Brandon Teskey 2021
There’s no empty space that the blues cannot fill: Arizonan guitarist brings this truth close to home.
The futility of crying in the wilderness is a feeling familiar to many of mere mortals – only, when set to music, one’s voice can actually reach a required audience, and that’s what “Screaming Into The Void” does. Brandon Teskey’s second album may follow 2017’s “The Chime” which signaled his branching out into solo career, but Brandon didn’t brood alone in the interim and became a founding member of UNTIL THE SUN whose "Drowning In Blue" was issued earlier in 2021. A couple of his colleagues are present here, although the main voice on the record belongs to Teskey’s guitars – extremely rich and varied in their tone.
Unlike its predecessor, this is not an entirely instrumental offering, although it seems so at the start, the platter’s titular piece sifting a finely chopped funky riff through a filter of bell-like notes and stereo panning to put forward a molten filigree of a solo, before the licks of “Vertigo On The Heights Of Desire” reveal a baroque-tinctured lyrical lace for the listener to marvel at, while piano passages hint at jazzy playfulness. However, “When The Sun Goes Down” which features Brandon’s at the mic will resolve in heavy blues where six-strings evoke not only gloomy chug but also harp wail, and tasty frills added to the cover of “Side Tracked” will pretend to kick the Texas Cannonball classic to frivolous curb to clear the path to Teskey’s romance of “Amare Nocturne” that should lighten the night with acoustic strum.

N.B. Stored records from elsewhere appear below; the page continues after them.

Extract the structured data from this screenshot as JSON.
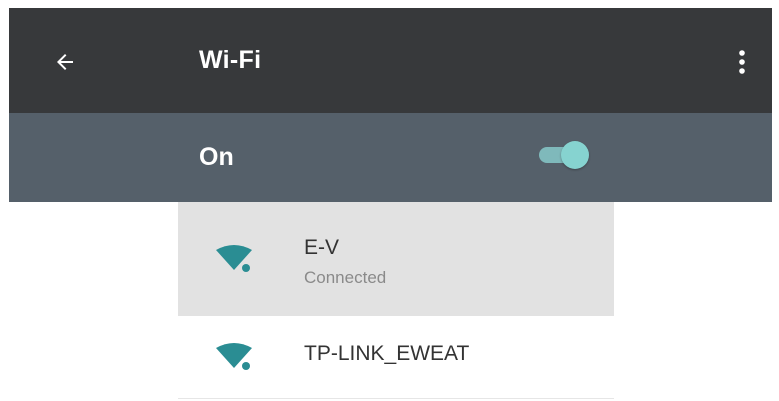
{
  "header": {
    "title": "Wi-Fi",
    "back_icon": "arrow-left-icon",
    "menu_icon": "more-vert-icon",
    "background_color": "#37393b"
  },
  "master_switch": {
    "label": "On",
    "state": "on",
    "background_color": "#55606a",
    "accent_color": "#86d3d0"
  },
  "networks": [
    {
      "ssid": "E-V",
      "status": "Connected",
      "icon": "wifi-signal-icon",
      "icon_color": "#2a8d93"
    },
    {
      "ssid": "TP-LINK_EWEAT",
      "icon": "wifi-signal-icon",
      "icon_color": "#2a8d93"
    }
  ]
}
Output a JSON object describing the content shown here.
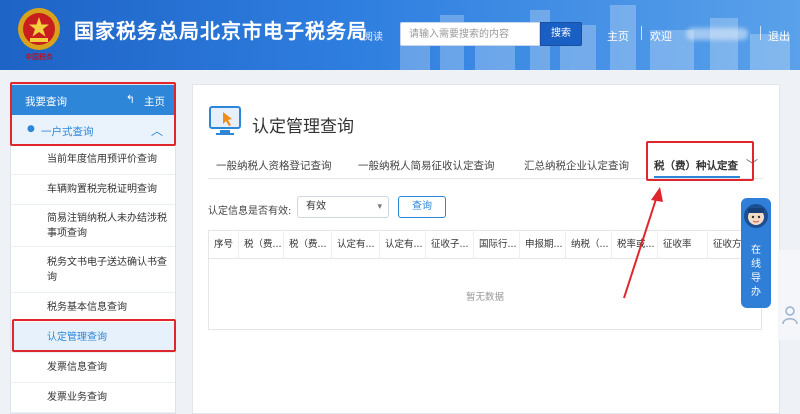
{
  "header": {
    "title": "国家税务总局北京市电子税务局",
    "emblem_caption": "中国税务",
    "read_label": "阅读",
    "search_placeholder": "请输入需要搜索的内容",
    "search_button": "搜索",
    "nav_home": "主页",
    "nav_welcome": "欢迎",
    "nav_logout": "退出"
  },
  "sidebar": {
    "title": "我要查询",
    "home_link": "主页",
    "group_label": "一户式查询",
    "items": [
      {
        "label": "当前年度信用预评价查询"
      },
      {
        "label": "车辆购置税完税证明查询"
      },
      {
        "label": "简易注销纳税人未办结涉税事项查询"
      },
      {
        "label": "税务文书电子送达确认书查询"
      },
      {
        "label": "税务基本信息查询"
      },
      {
        "label": "认定管理查询"
      },
      {
        "label": "发票信息查询"
      },
      {
        "label": "发票业务查询"
      }
    ]
  },
  "main": {
    "page_title": "认定管理查询",
    "tabs": [
      {
        "label": "一般纳税人资格登记查询"
      },
      {
        "label": "一般纳税人简易征收认定查询"
      },
      {
        "label": "汇总纳税企业认定查询"
      },
      {
        "label": "税（费）种认定查"
      }
    ],
    "filter": {
      "label": "认定信息是否有效:",
      "value": "有效",
      "query_button": "查询"
    },
    "table": {
      "columns": [
        "序号",
        "税（费...",
        "税（费...",
        "认定有...",
        "认定有...",
        "征收子...",
        "国际行...",
        "申报期...",
        "纳税（...",
        "税率或...",
        "征收率",
        "征收方"
      ],
      "empty_text": "暂无数据"
    }
  },
  "guide": {
    "label_lines": [
      "在",
      "线",
      "导",
      "办"
    ]
  },
  "colors": {
    "header_blue": "#1e63c6",
    "accent": "#2e86d9",
    "highlight_red": "#e0262d"
  }
}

Just then Alyssa Swartz’s feisty vocals flow into “To Not Go Blind” to stage a quiet drama, letting Brandon fly close to the flamenco edge, and appear again, as a specter, in the wordless “Tree Of Life” which Teskey takes to the celestial realm, and in a delicate reading of “Autumn Leaves” which displays the depth of his soul. Yet if “Dance Of The Fiddler’s Bitch” has fusion adventurousness in its swirl, despite the redundant drums performance involved in there, “Hypnagogia” goes against its title thanks to the generous use of wah-wah pedal as part of the mighty groove alongside slider – even though, overall, the rhythm section movers drag the guitarist down instead of releasing him into the rock sky.
This is why him softly singing the spiritual “Spider’s Web” might mesmerize and depress at the same time – fortunately, the same can’t be said of Trane’s “Equinox” turned, with the help of Danny Markovitch’s sax and Will Kyriazis’s ivories, into a well-balanced tightrope walk to the sunset to render the record’s finale a promise of the future devoid of worry. It’s an album of alluring perspective, indeed.